The Funny Duck

Immediately after “the incident” I felt different. I mean, who wouldn’t!?  One of your older buddies, a person you thought was a friend, violated you.  Even at eleven years old, I understood the feeling of shame. And intense shame it was.  Feelings of great unworthiness and deep sadness would become my constant internal companions as I grew older.  During the rest of junior and senior high schools, I’d spot “the person” in the hallway.  To me, he always seemed to walk with an air of cockiness.  And, he always seemed to carry a wry smirk on his nasty lips, the ones from which he used spit to gain entry, to taint my soul.  Intense rage would fill my heart as I imagined killing him a million different ways.  But, I never did.  I just became invisible.  That’s how I learned to cope with being assaulted. 

Life went on for me, it does for all of us.  In college, I’d use alcohol to break through social barriers and to mask the pain of feeling different.  As I grew older into adulthood, alcohol and over-spending became my cyclical modus operandi.  From time to time, certain triggers would trigger negative thoughts and beliefs about myself, and I’d act out with my vices.  It was a vicious behavioral cycle that lasted decades.  Not until my involvement in a vehicular traffic accident which caused a traumatic brain injury and the near destruction of my marriage and personal lives, did I realize that I needed help.  Professional help.  So, I reached out.  I mustered up the strength, the courage, and made the decision to call for quick assistance with my downward spiral.  It was one of the most important decisions of my life.

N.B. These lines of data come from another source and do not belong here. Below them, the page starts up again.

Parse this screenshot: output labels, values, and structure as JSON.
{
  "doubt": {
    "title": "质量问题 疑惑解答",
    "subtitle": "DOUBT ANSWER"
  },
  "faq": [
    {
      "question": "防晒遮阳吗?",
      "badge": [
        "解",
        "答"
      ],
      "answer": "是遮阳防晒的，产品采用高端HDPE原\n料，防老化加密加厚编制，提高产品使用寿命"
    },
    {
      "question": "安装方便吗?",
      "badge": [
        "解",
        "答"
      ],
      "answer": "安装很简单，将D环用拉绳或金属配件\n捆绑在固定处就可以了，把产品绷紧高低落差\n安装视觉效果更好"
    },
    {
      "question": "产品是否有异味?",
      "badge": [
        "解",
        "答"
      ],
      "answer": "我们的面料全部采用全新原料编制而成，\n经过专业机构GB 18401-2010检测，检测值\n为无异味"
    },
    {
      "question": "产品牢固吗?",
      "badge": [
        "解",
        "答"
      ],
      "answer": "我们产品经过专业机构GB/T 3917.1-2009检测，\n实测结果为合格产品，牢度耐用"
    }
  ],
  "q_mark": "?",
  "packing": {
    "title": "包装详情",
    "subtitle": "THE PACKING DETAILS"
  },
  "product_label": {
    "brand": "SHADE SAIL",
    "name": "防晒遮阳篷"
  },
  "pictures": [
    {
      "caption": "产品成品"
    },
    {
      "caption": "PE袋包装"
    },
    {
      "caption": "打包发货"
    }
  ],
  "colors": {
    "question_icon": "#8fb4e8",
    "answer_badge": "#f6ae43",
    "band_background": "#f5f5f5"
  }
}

I was finally able to get the treatment I needed.  I was able to come to grips with my demons and false beliefs. 

Nearly a year of Cognitive Behavioral Therapy has taught me it’s okay to be different.  The incident that helped make me feel different wasn’t my fault.  I have to admit, it’s been a serious challenge to change every belief system I’ve carried for most of my life.  But, nothing’s easy.  Nobody promises us a rose garden; however, feeling whole again, living life with hope and balance, is worth the effort.  My therapist has made me realize that I have incredible strengths.  By telling my story, I can help others in similar situations heal.  It doesn’t bother me anymore when my wife occasionally says, “You’re a funny duck, John.” In fact, it makes me feel good.  I’m grateful to be alive, to be “John.”  I’m grateful for the opportunity to help others.  I thank God every day for being different.  Quack, quack.

The Funny Duck
/I'd Quack You Up\

I survived

my own holocaust,

my pain’s been 

no less.

I must confess,

if you saw me dance,

you’d laugh your rear end off,

watching me 

shake my tail feathers

around in a circle,

doing the funky chicken


my flat orange-feet 

to the rhythm of the beat.

You’d say,

Look at that funny duck,

he thinks he can dance

like a chicken.

But, he ain’t no chicken,

stuff just rolls off his back!”

In fact, 

you’d laugh at me 

so hard,

it’d probably

give you 

a heart attack.

Hope not.

Quack, quack.





Motivational Speaker

Sexual Assault Survivor